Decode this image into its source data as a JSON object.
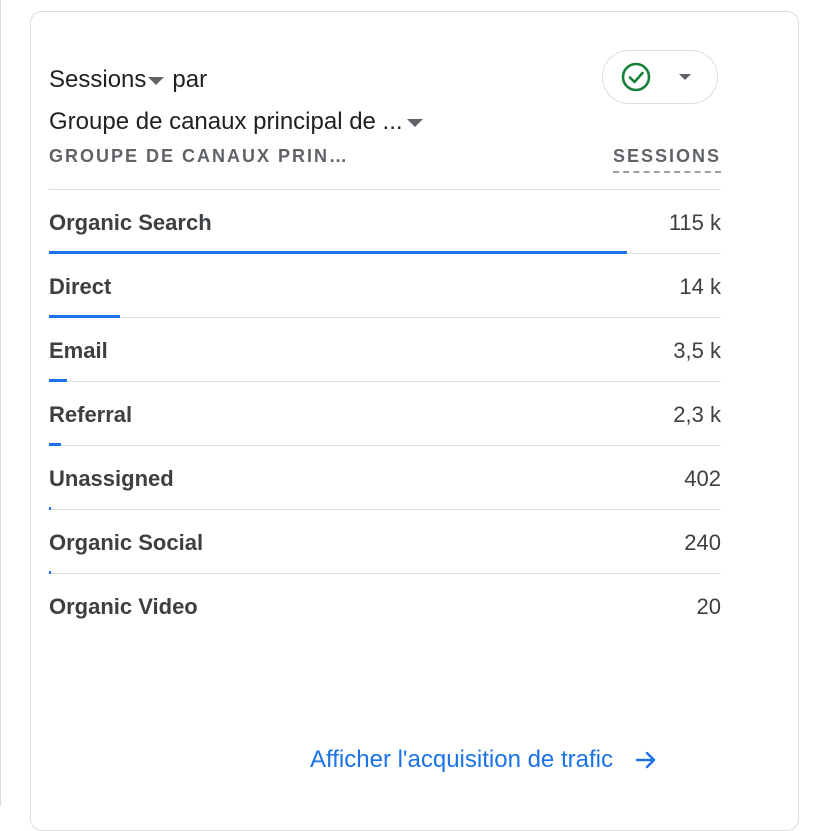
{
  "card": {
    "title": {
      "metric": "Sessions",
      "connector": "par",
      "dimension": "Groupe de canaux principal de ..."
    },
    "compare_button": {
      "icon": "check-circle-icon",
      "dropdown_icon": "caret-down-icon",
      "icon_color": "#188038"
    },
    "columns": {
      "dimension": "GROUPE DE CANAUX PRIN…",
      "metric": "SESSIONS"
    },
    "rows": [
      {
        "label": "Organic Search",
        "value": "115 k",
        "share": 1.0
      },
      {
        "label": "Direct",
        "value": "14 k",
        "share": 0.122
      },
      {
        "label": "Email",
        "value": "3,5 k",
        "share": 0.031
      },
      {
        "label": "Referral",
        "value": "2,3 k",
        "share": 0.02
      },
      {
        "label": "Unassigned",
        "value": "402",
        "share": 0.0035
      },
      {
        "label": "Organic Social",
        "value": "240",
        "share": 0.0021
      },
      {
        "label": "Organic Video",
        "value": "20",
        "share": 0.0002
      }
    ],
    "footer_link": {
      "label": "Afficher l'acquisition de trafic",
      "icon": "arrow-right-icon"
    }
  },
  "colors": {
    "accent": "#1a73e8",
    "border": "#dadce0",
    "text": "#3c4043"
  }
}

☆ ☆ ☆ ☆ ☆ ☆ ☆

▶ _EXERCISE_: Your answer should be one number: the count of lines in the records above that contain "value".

▶ _WORKED SOLUTION_: 7